In fact, I think the author may not be very qualified to present a proposed solution, having neither economic expertise nor experience working with the poor.
Walter Benn Michaels makes the rather simplistic argument that the problem of inequity is simply "exploitation," it is all economic class.
Good read, this book challenges conventional beliefs about racism in America. Michaels makes the argument that race is arbitrary. Read morePublished 3 months ago by Ange
Michaels skewers the excesses of identity politics, saying that economics comes first. As a friend of mine said: “I did not need people's respect or sympathy when I was on the... Read morePublished 4 months ago by Dick_Burkhart
I don't know what it's worth to review a book so long after its publication.
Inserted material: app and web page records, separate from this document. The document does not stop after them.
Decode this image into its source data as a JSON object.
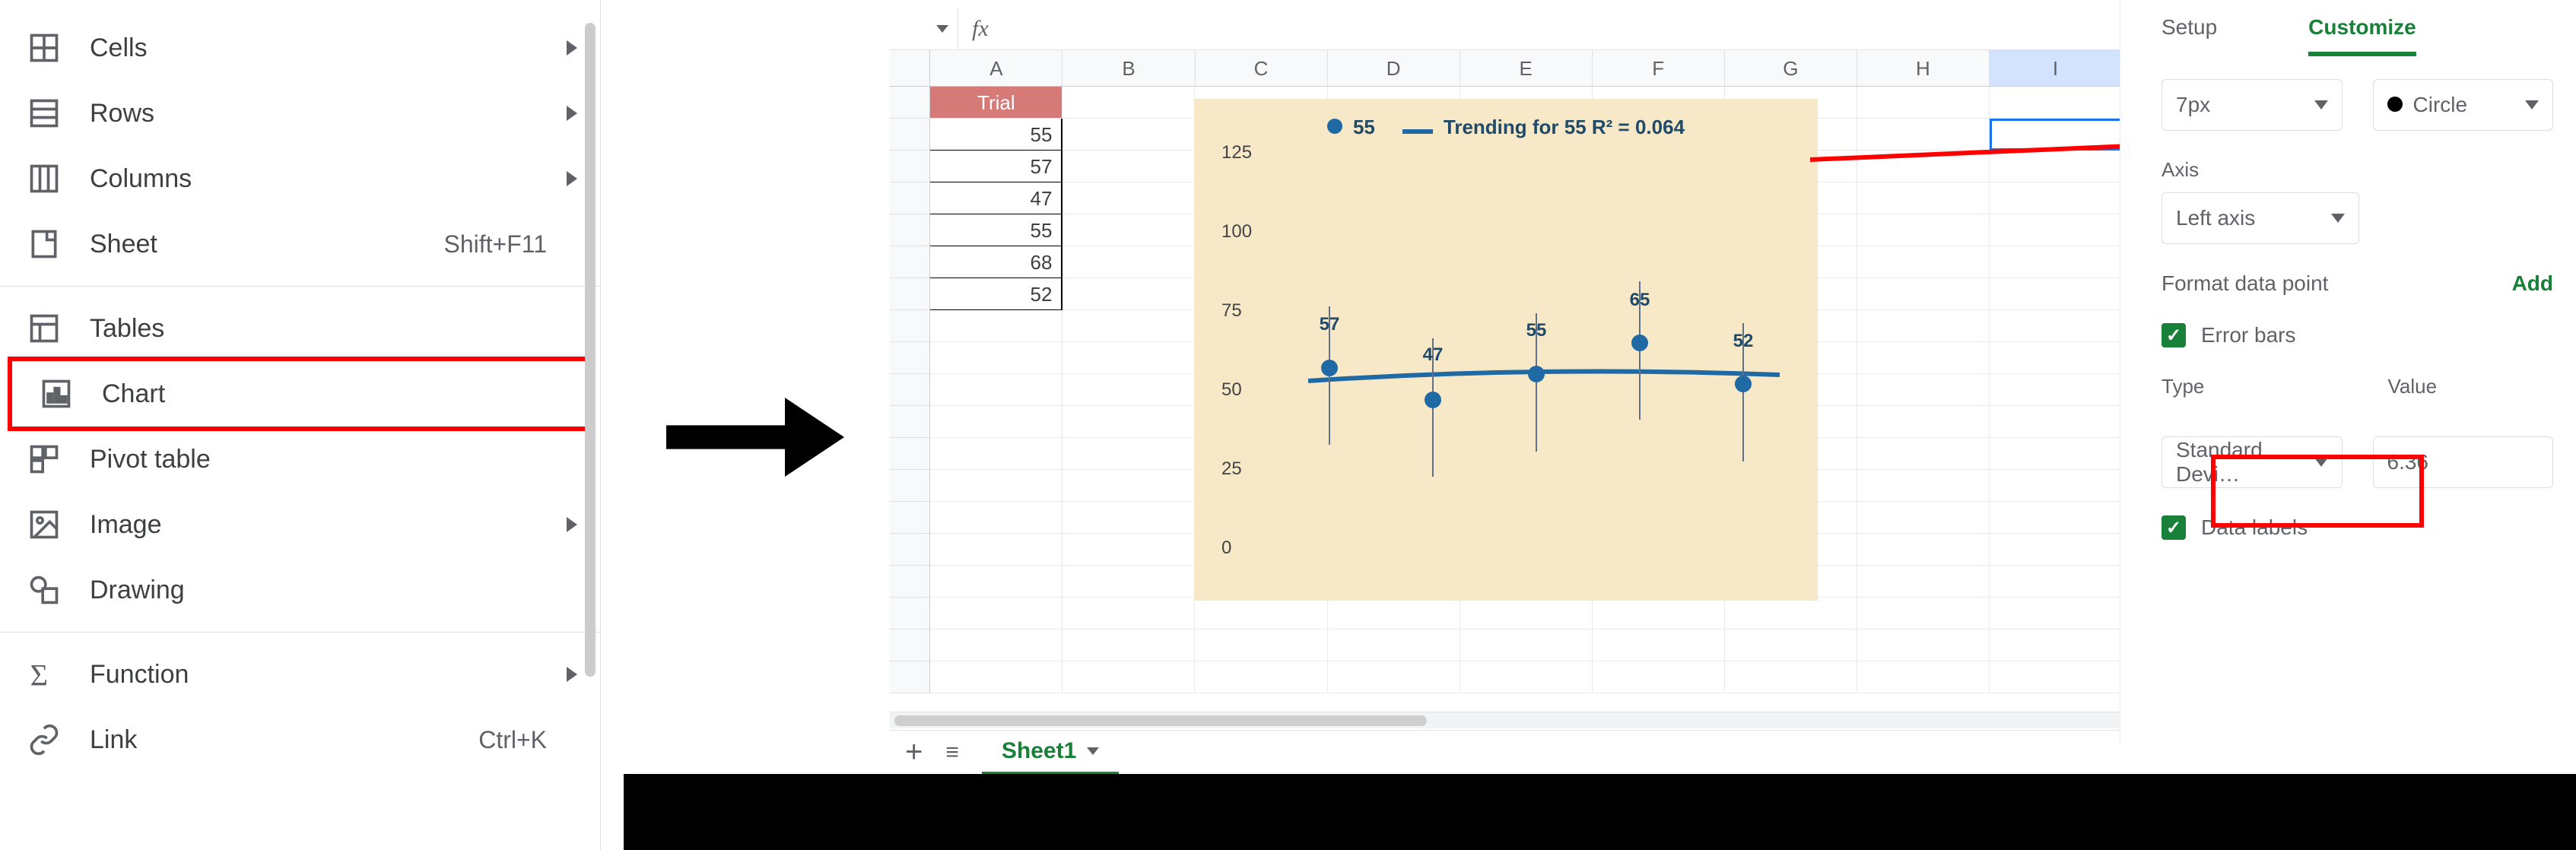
{
  "menu": {
    "items": [
      {
        "label": "Cells",
        "shortcut": "",
        "arrow": true
      },
      {
        "label": "Rows",
        "shortcut": "",
        "arrow": true
      },
      {
        "label": "Columns",
        "shortcut": "",
        "arrow": true
      },
      {
        "label": "Sheet",
        "shortcut": "Shift+F11",
        "arrow": false
      }
    ],
    "items2": [
      {
        "label": "Tables"
      },
      {
        "label": "Chart",
        "highlight": true
      },
      {
        "label": "Pivot table"
      },
      {
        "label": "Image",
        "arrow": true
      },
      {
        "label": "Drawing"
      }
    ],
    "items3": [
      {
        "label": "Function",
        "arrow": true
      },
      {
        "label": "Link",
        "shortcut": "Ctrl+K"
      }
    ]
  },
  "spreadsheet": {
    "fx": "fx",
    "columns": [
      "A",
      "B",
      "C",
      "D",
      "E",
      "F",
      "G",
      "H",
      "I"
    ],
    "active_col": "I",
    "header_cell": "Trial",
    "data_col": [
      55,
      57,
      47,
      55,
      68,
      52
    ],
    "sheet_tab": "Sheet1"
  },
  "chart_data": {
    "type": "scatter",
    "legend_series": "55",
    "legend_trend": "Trending for 55 R² = 0.064",
    "ylim": [
      0,
      125
    ],
    "yticks": [
      0,
      25,
      50,
      75,
      100,
      125
    ],
    "x": [
      1,
      2,
      3,
      4,
      5
    ],
    "values": [
      57,
      47,
      55,
      65,
      52
    ],
    "labels": [
      "57",
      "47",
      "55",
      "65",
      "52"
    ],
    "error_value": 6.36,
    "background": "#f7e9c8",
    "point_color": "#1f6aa5",
    "trendline_color": "#1f6aa5"
  },
  "editor": {
    "tab_setup": "Setup",
    "tab_customize": "Customize",
    "point_size": "7px",
    "point_shape": "Circle",
    "axis_section": "Axis",
    "axis_value": "Left axis",
    "format_data_point": "Format data point",
    "add": "Add",
    "error_bars": "Error bars",
    "type_label": "Type",
    "type_value": "Standard Devi…",
    "value_label": "Value",
    "value_value": "6.36",
    "data_labels": "Data labels"
  }
}
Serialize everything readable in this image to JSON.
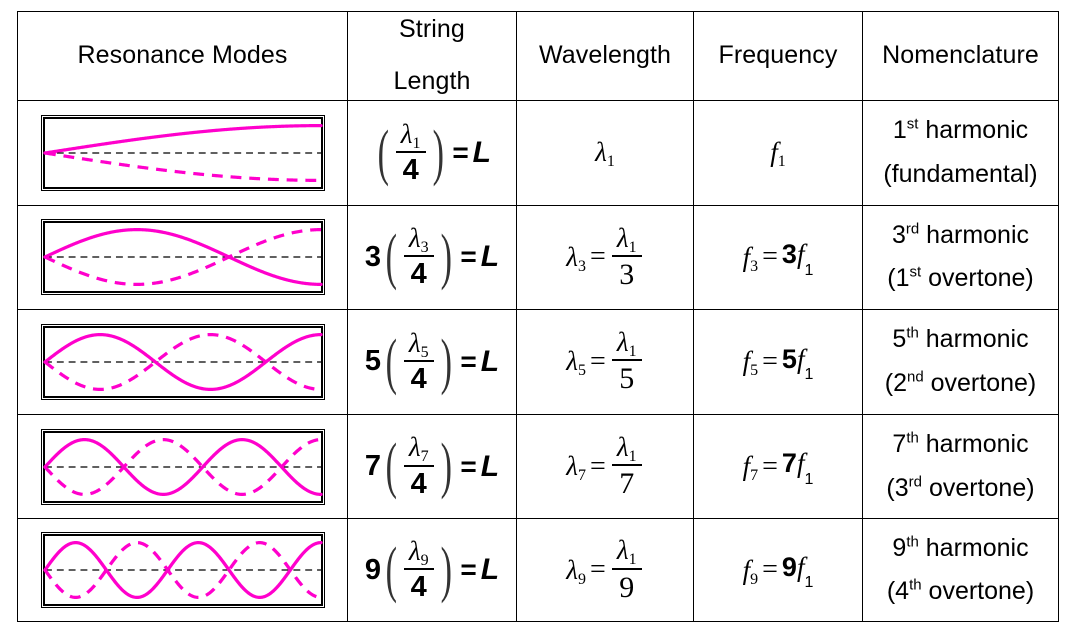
{
  "table": {
    "headers": [
      {
        "label": "Resonance Modes",
        "name": "header-resonance-modes"
      },
      {
        "label_line1": "String",
        "label_line2": "Length",
        "name": "header-string-length"
      },
      {
        "label": "Wavelength",
        "name": "header-wavelength"
      },
      {
        "label": "Frequency",
        "name": "header-frequency"
      },
      {
        "label": "Nomenclature",
        "name": "header-nomenclature"
      }
    ],
    "rows": [
      {
        "harmonic_number": 1,
        "quarter_wavelengths": 1,
        "diagram": {
          "type": "standing-wave-closed-open-pipe",
          "quarter_waves": 1,
          "node_positions_fraction": [
            0
          ],
          "antinode_positions_fraction": [
            1
          ]
        },
        "string_length": {
          "coefficient": "",
          "numerator": "λ",
          "numerator_sub": "1",
          "denominator": "4",
          "equals": "=",
          "result": "L"
        },
        "wavelength": {
          "lhs": "λ",
          "lhs_sub": "1",
          "has_fraction": false,
          "rhs_num": "",
          "rhs_num_sub": "",
          "rhs_den": ""
        },
        "frequency": {
          "lhs": "f",
          "lhs_sub": "1",
          "has_rhs": false,
          "multiplier": "",
          "rhs_sym": "",
          "rhs_sub": ""
        },
        "nomenclature": {
          "line1_number": "1",
          "line1_suffix": "st",
          "line1_word": "harmonic",
          "line2": "(fundamental)",
          "line2_number": "",
          "line2_suffix": "",
          "line2_word": ""
        }
      },
      {
        "harmonic_number": 3,
        "quarter_wavelengths": 3,
        "diagram": {
          "type": "standing-wave-closed-open-pipe",
          "quarter_waves": 3,
          "node_positions_fraction": [
            0,
            0.6667
          ],
          "antinode_positions_fraction": [
            0.3333,
            1
          ]
        },
        "string_length": {
          "coefficient": "3",
          "numerator": "λ",
          "numerator_sub": "3",
          "denominator": "4",
          "equals": "=",
          "result": "L"
        },
        "wavelength": {
          "lhs": "λ",
          "lhs_sub": "3",
          "has_fraction": true,
          "rhs_num": "λ",
          "rhs_num_sub": "1",
          "rhs_den": "3"
        },
        "frequency": {
          "lhs": "f",
          "lhs_sub": "3",
          "has_rhs": true,
          "multiplier": "3",
          "rhs_sym": "f",
          "rhs_sub": "1"
        },
        "nomenclature": {
          "line1_number": "3",
          "line1_suffix": "rd",
          "line1_word": "harmonic",
          "line2": "",
          "line2_number": "1",
          "line2_suffix": "st",
          "line2_word": "overtone"
        }
      },
      {
        "harmonic_number": 5,
        "quarter_wavelengths": 5,
        "diagram": {
          "type": "standing-wave-closed-open-pipe",
          "quarter_waves": 5,
          "node_positions_fraction": [
            0,
            0.4,
            0.8
          ],
          "antinode_positions_fraction": [
            0.2,
            0.6,
            1
          ]
        },
        "string_length": {
          "coefficient": "5",
          "numerator": "λ",
          "numerator_sub": "5",
          "denominator": "4",
          "equals": "=",
          "result": "L"
        },
        "wavelength": {
          "lhs": "λ",
          "lhs_sub": "5",
          "has_fraction": true,
          "rhs_num": "λ",
          "rhs_num_sub": "1",
          "rhs_den": "5"
        },
        "frequency": {
          "lhs": "f",
          "lhs_sub": "5",
          "has_rhs": true,
          "multiplier": "5",
          "rhs_sym": "f",
          "rhs_sub": "1"
        },
        "nomenclature": {
          "line1_number": "5",
          "line1_suffix": "th",
          "line1_word": "harmonic",
          "line2": "",
          "line2_number": "2",
          "line2_suffix": "nd",
          "line2_word": "overtone"
        }
      },
      {
        "harmonic_number": 7,
        "quarter_wavelengths": 7,
        "diagram": {
          "type": "standing-wave-closed-open-pipe",
          "quarter_waves": 7,
          "node_positions_fraction": [
            0,
            0.2857,
            0.5714,
            0.8571
          ],
          "antinode_positions_fraction": [
            0.1429,
            0.4286,
            0.7143,
            1
          ]
        },
        "string_length": {
          "coefficient": "7",
          "numerator": "λ",
          "numerator_sub": "7",
          "denominator": "4",
          "equals": "=",
          "result": "L"
        },
        "wavelength": {
          "lhs": "λ",
          "lhs_sub": "7",
          "has_fraction": true,
          "rhs_num": "λ",
          "rhs_num_sub": "1",
          "rhs_den": "7"
        },
        "frequency": {
          "lhs": "f",
          "lhs_sub": "7",
          "has_rhs": true,
          "multiplier": "7",
          "rhs_sym": "f",
          "rhs_sub": "1"
        },
        "nomenclature": {
          "line1_number": "7",
          "line1_suffix": "th",
          "line1_word": "harmonic",
          "line2": "",
          "line2_number": "3",
          "line2_suffix": "rd",
          "line2_word": "overtone"
        }
      },
      {
        "harmonic_number": 9,
        "quarter_wavelengths": 9,
        "diagram": {
          "type": "standing-wave-closed-open-pipe",
          "quarter_waves": 9,
          "node_positions_fraction": [
            0,
            0.2222,
            0.4444,
            0.6667,
            0.8889
          ],
          "antinode_positions_fraction": [
            0.1111,
            0.3333,
            0.5556,
            0.7778,
            1
          ]
        },
        "string_length": {
          "coefficient": "9",
          "numerator": "λ",
          "numerator_sub": "9",
          "denominator": "4",
          "equals": "=",
          "result": "L"
        },
        "wavelength": {
          "lhs": "λ",
          "lhs_sub": "9",
          "has_fraction": true,
          "rhs_num": "λ",
          "rhs_num_sub": "1",
          "rhs_den": "9"
        },
        "frequency": {
          "lhs": "f",
          "lhs_sub": "9",
          "has_rhs": true,
          "multiplier": "9",
          "rhs_sym": "f",
          "rhs_sub": "1"
        },
        "nomenclature": {
          "line1_number": "9",
          "line1_suffix": "th",
          "line1_word": "harmonic",
          "line2": "",
          "line2_number": "4",
          "line2_suffix": "th",
          "line2_word": "overtone"
        }
      }
    ]
  },
  "colors": {
    "wave": "#ff00cc",
    "axis": "#000000",
    "border": "#000000",
    "background": "#ffffff"
  }
}
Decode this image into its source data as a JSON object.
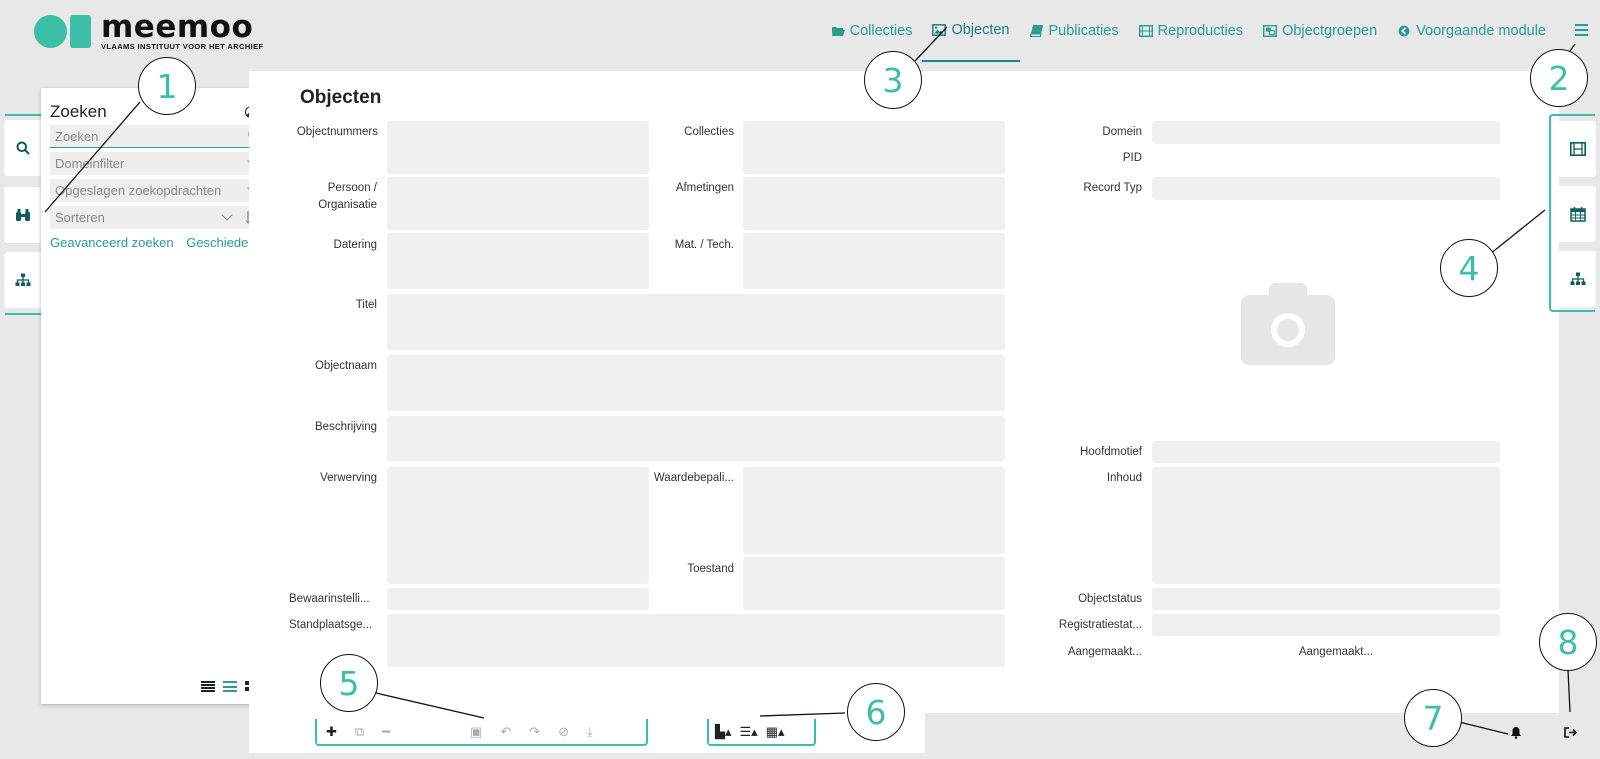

Basically it's a hipster deconstructivist neo-Marxist attempt at revealing false consciousness about... Read morePublished 16 months ago by Peter Cohee
Michaels' thesis is that racism was socially constructed in order to obscure the effects of classism. Read morePublished 20 months ago by Maia Burns
The corruptions of neoliberalism and globalization and growing economic inequality in the US became evident during the eighties under Reagan. Read morePublished 21 months ago by Richard Nash Creel
very good condition, loved it., needed it and the price was nice, could not ask for more. Will buy againPublished on December 21, 2012 by Moziah
In his book, Literature professor Walter Benn Michaels argues that "our" attention to diversity masks the greater problem of economic equity. Read morePublished on February 23, 2012 by KGB
The title really made some eyeballs pop out at work, but I found it an interesting read with some well thought out points.Published on December 1, 2010 by PipeFighter